As well as catching the eye of local news stations and publications, Mahmud and his family have also begun to gain major recognition through Twitter as actor Danny DeVito shared the story on his personal account, retweeting an article written by Democracy Now.
In addition to continuous press coverage throughout this fight, the family also took to other outlets to get ICE’s attention, including a hunger strike.
“The hunger strike was originally an idea I wasn’t that OK with because I didn’t want people suffering for my mom,” Mahmud said in an interview with Democracy Now. “My dad had a bunch of crazy ideas, because he was losing his mind, to be honest, because of the deportation. He was going to lose the love of his life, and he was going to lose my mother.”
The hunger strike was held in front of the ICE building in Hartford 43 hours before the deportation date/time. What began with nine individuals soon turned into hundreds of others coming to rally and support including the mayors of South Windsor, Manchester and Hartford, Senator Richard Blumenthal and Congresswoman Rosa DeLauro.
After the hunger strike, Salma’s stay order was denied. Shortly after receiving this news, the family got a call from DeLauro’s office. They were informed that the chief of ICE was looking into their case.
The family got another call from their lawyer within the hour granting Salma her stay order for one year with the option to be renewed when it expires. Samir said that the family broke out in tears of joy upon receiving this news, according to an interview with DemocracyNow.
“I’m just relieved that on the first day of school we can keep the tradition going of my mom dropping me off in front of everybody and embarrassing me,” Samir told DemocracyNow.
Salma’s case may have been amended briefly, but the concern for Anwar Mahmud, Samir’s father, who is also represented by Wang, still remains. Anwar is dealing with his own case, seeking to stay in America despite his removal order because he believes his life could be in danger in Bangladesh due to his Mormon beliefs.
Although his fight may be over for now, Mahmud intends to continue his advocacy through his political science studies at Quinnipiac by showing others that issues such as ICE and deportation are not too far from their front door.

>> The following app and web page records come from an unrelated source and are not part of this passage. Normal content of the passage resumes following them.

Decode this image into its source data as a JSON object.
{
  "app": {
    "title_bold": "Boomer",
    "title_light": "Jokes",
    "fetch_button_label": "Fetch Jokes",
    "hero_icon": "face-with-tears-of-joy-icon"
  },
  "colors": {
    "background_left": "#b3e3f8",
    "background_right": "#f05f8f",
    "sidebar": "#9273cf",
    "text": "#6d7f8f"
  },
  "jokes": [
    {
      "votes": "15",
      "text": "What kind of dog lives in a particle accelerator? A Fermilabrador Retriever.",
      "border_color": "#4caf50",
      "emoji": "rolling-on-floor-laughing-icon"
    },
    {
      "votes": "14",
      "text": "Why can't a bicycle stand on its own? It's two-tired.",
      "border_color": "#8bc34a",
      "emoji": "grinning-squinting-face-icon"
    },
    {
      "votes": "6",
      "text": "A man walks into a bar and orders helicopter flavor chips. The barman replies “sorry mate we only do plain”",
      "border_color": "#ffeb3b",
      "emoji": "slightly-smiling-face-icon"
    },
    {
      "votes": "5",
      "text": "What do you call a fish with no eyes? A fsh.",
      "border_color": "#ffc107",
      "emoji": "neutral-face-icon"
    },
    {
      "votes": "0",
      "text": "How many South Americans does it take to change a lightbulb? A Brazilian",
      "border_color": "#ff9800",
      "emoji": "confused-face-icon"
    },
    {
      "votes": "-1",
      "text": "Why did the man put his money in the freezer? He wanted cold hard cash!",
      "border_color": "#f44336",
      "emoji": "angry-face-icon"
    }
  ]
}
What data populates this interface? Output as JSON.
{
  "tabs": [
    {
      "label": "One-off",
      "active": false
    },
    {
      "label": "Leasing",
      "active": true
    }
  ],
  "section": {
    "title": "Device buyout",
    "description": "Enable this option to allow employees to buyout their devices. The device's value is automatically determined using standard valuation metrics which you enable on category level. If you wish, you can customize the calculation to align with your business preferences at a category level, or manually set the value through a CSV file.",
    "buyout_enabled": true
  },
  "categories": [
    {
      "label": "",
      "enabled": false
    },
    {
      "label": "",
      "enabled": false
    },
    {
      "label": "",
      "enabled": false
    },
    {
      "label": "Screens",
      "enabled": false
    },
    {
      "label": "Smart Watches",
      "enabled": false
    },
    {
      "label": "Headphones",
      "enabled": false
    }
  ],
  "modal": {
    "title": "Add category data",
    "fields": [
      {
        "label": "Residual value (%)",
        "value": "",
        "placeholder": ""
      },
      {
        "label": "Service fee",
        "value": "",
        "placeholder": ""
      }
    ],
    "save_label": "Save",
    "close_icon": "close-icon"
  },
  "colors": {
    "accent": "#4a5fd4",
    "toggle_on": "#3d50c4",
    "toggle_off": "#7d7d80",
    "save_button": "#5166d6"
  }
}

“They are not only separating families on the border,” said Anwar in an interview by the New Haven Register. “They are separating them here in Connecticut, here in New Haven.”